I also travelled down to Denton, Texas to attend the “Moral Cultures of Food” conference at the University of North Texas. When I saw the call for papers for this conference I knew it was one I wanted to go to. Not only did the topic appeal to me and relate to my current project, but I also knew that the University of North Texas was home to “Mean Greens,” the first all vegan dining hall. Ever since I first heard about Mean Greens I was trying to find an excuse to go to UNT, so this seemed like a conference I had to attend!
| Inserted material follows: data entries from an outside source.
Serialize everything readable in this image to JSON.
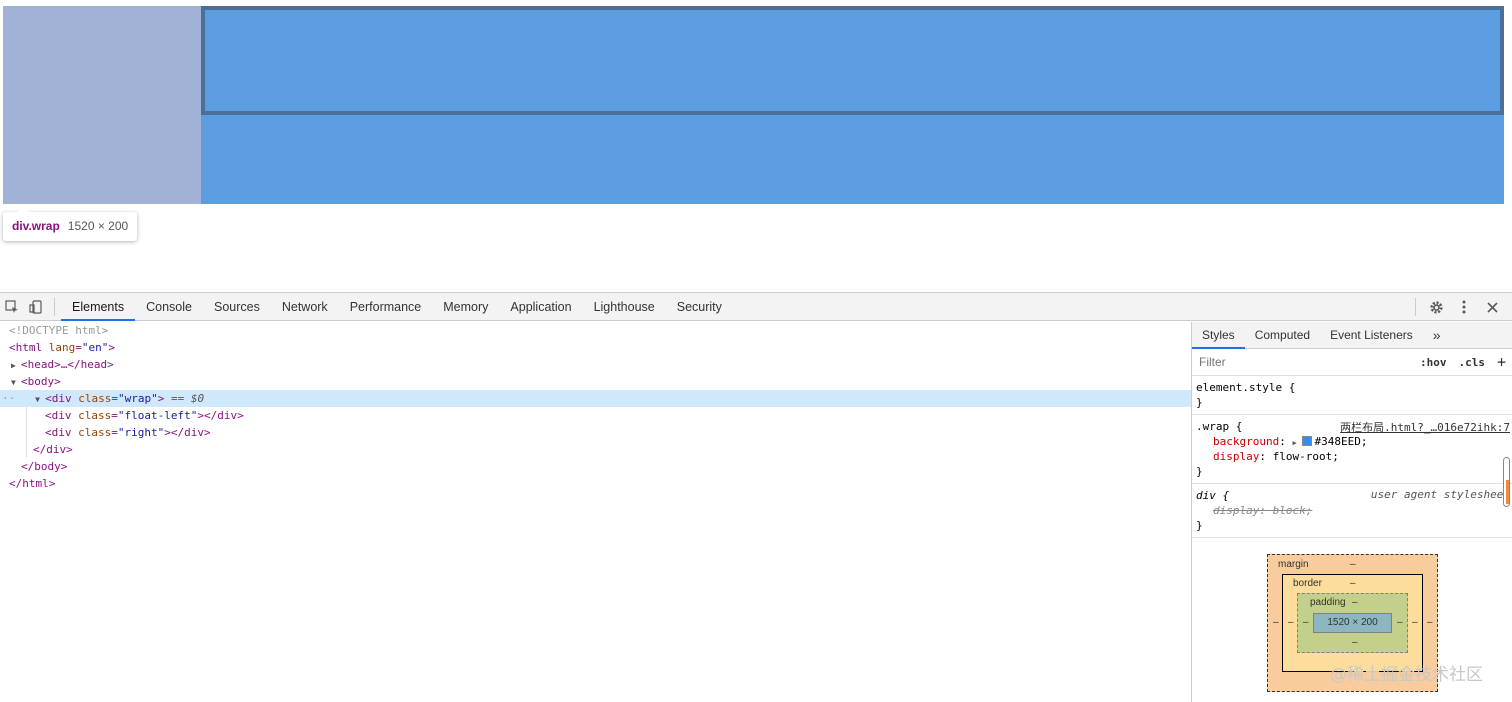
{
  "page": {
    "wrap_color": "#5b9de0",
    "float_left_color": "#a1b2d6",
    "right_border_color": "#4a6f99"
  },
  "tooltip": {
    "tag": "div.wrap",
    "dims": "1520 × 200"
  },
  "devtools": {
    "tabs": [
      "Elements",
      "Console",
      "Sources",
      "Network",
      "Performance",
      "Memory",
      "Application",
      "Lighthouse",
      "Security"
    ],
    "active_tab": "Elements",
    "dom": {
      "doctype": "<!DOCTYPE html>",
      "html_open_tag": "<html",
      "html_attr": "lang",
      "html_val": "\"en\"",
      "head": "<head>…</head>",
      "body_open": "<body>",
      "div_open": "<div",
      "div_attr_class": "class",
      "div_val_wrap": "\"wrap\"",
      "selected_suffix": "== $0",
      "child1_val": "\"float-left\"",
      "child2_val": "\"right\"",
      "div_close": "</div>",
      "body_close": "</body>",
      "html_close": "</html>",
      "ellipsis": "··"
    },
    "sidebar": {
      "tabs": [
        "Styles",
        "Computed",
        "Event Listeners"
      ],
      "more": "»",
      "filter_placeholder": "Filter",
      "hov": ":hov",
      "cls": ".cls",
      "add": "+",
      "element_style": "element.style {",
      "close_brace": "}",
      "wrap_selector": ".wrap {",
      "wrap_source": "两栏布局.html?_…016e72ihk:7",
      "prop_background": "background",
      "val_background": "#348EED",
      "prop_display": "display",
      "val_display": "flow-root",
      "div_selector": "div {",
      "ua_label": "user agent stylesheet",
      "ua_prop": "display: block;"
    },
    "box_model": {
      "margin_label": "margin",
      "border_label": "border",
      "padding_label": "padding",
      "dash": "–",
      "content_dims": "1520 × 200"
    }
  },
  "watermark": "@稀土掘金技术社区"
}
The conference was great and, like the “Living With Animals” conference, it featured scholars from a wide range of disciplinary backgrounds.
Both conferences had such a good, collegial atmosphere–when people asked questions you got the sense that they were genuinely curious and interested to know the answers. (sadly, not at all the norm at most academic conferences) I met some really interesting people and came home feeling enthusiastic and energetic about working in this area. The “Moral Cultures of Food” conference also included excellent keynote presentations by James McWilliams and Carol J. Adams. (sadly I had to miss David Kaplan‘s closing keynote presentation due to an early morning flight)
I had the honour of being Carol Adams’s houseguest while I was in Texas, and it was there I discovered the recipe for the world’s most delicious vegan mac and cheese recipe. Honestly. This stuff is out of this world. It is a recipe that Carol veganized from a cookbook that her family used. She promises to do a blog post with the recipe, so I don’t feel comfortable sharing it here, but keep an eye out for it on her site. [Update: here is the recipe!] It is so ridiculously good. I’ve made it twice since returning home. In fact, all the food she served was incredible–she even cooked up a full vegan version of a Texas barbecue. Amazing!
And speaking of amazing food in Texas, “Mean Greens” at UNT absolutely exceeded my expectations. I was excited about the fact that there was such a thing as a vegan dining hall on a university campus. I hadn’t stopped to think much about what precisely that would mean, but figured it was the novelty of the experience, not necessarily the quality of the food that I was going for. Let me tell you, the food was incredible! And it was really affordable too! I went with a group of conference attendees at lunch and it was $7.50 for as much food as you wanted to eat. There was a breakfast bar, hot dishes, a salad bar, a dessert tray, and even a ice cream sundae bar. And the food was really, really good! I also loved the environment. It was bright and cheery, and had quotes about veganism and compassion for all species painted on the walls of the dining room. There was even a sign on the door declaring it an “meat free zone.” This was full on, unapologetic veganism gone mainstream, and the place was packed! We even got to talk to one of the chefs who told us how popular the initiative has been and how it is, in fact, saving UNT money when compared to other meal options. I hope to see more campuses following this lead!